by THEMBA NTHANI
Philosopher Jean-Paul Satre once said “Hell is other people.” This is believed to be one of the most misunderstood quotes in philosophy. I personally believe it is one of the most ambiguous. So ambiguous is this quote that it can be applied to the current situation with the Corona Virus pandemic. “Hell is other people.” To avoid going through hell, isolate oneself from other people. Maybe this is the approach health organisations should have taken to encourage people to stay at home and avoid groups.
It has been over a decade since I was in primary school, but if I was to rummage through my piles of school books and find my social studies text book it would say something like “A society is a community of people living in a particular region who share customs and/or beliefs.” However, it is important to note that societies are made up of individuals who within themselves have a set of morals and beliefs that guide their being. As such, to be an individual and to be in a society are not mutually exclusive.
If there is one thing this pandemic has taught us, or taught me rather, is that the human race thrives on collective efforts. “We are all in this together”, literally. When faced with a challenge of this magnitude, societal efforts alone will help us get through. The Zambian government has put measures in place to mitigate the spread of the virus, bars, churches and other gathering places are closed. Who knew we would see a time when going to church carried just as much stigma as going to the bar?

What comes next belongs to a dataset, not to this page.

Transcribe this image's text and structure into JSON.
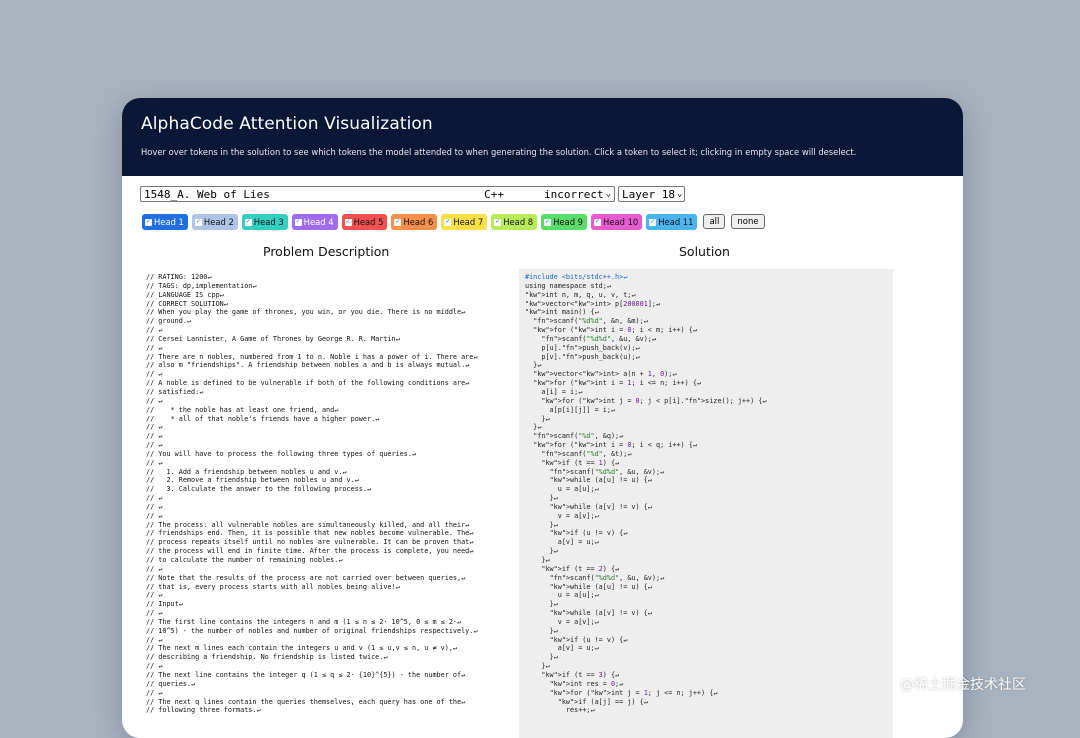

What is defined as “societal efforts” is basically a collection of individual efforts guided towards one goal. Staying at home when you really want to visit a loved one seems like an individual effort, one that you expect to rue. On the other hand, your loved one staying at home when they too really want to see you makes the whole repression worthwhile. Both you and your loved one will be grateful you stayed home when the pandemic is over.
I believe the right modus operandi would be to carefully identify when to be an individual and when to be part of society. It is a known fact that some individuals are more charismatic, persuasive and outright powerful than other individuals. This puts such individuals at pole position to influence the direction of society. It is your task as an individual to carefully scrutinise when societal efforts seem detrimental to the society and its individuals. Sometimes rebellion fuels prosperity.
With all of this said, I believe you are an individual before you are a society. Nourish the spirit you would like to see in your society in yourself first and your path will be made clear.
THEMBA is a recent Development Studies graduate from the University of Lusaka. This piece is the dissection of Society and Individuality with regards to their roles in during the COVID-19 pandemic.